**WORK ORDER**
Could you filter the records below and keep only the lines with the word "icon"?

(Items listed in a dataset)
--

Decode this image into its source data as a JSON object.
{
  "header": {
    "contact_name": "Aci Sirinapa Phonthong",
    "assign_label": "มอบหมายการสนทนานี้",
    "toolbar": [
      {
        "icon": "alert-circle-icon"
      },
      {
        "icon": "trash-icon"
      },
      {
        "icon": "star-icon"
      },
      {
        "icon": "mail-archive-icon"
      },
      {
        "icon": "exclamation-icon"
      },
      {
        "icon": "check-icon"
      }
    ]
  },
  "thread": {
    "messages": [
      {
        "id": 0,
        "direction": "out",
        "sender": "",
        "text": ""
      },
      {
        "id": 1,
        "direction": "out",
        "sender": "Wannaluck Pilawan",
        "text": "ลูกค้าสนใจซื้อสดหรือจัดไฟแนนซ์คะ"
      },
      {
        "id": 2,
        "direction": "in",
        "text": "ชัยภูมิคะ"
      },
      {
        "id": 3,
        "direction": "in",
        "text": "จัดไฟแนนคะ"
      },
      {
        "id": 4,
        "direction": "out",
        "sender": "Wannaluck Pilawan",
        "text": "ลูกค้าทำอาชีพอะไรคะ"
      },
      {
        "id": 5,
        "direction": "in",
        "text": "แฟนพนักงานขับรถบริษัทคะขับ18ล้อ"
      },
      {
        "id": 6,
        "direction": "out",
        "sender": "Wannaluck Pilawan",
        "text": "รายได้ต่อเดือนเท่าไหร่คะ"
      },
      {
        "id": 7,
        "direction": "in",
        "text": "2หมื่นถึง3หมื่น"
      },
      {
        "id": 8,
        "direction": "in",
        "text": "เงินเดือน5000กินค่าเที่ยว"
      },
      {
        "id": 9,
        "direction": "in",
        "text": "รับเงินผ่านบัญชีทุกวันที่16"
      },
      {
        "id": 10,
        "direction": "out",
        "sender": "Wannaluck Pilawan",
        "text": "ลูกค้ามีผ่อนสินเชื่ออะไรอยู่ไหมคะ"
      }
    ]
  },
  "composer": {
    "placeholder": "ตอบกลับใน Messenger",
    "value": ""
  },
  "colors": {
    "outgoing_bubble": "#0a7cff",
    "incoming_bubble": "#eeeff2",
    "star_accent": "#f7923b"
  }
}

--

**TASK OUTPUT**
        "icon": "alert-circle-icon"
        "icon": "trash-icon"
        "icon": "star-icon"
        "icon": "mail-archive-icon"
        "icon": "exclamation-icon"
        "icon": "check-icon"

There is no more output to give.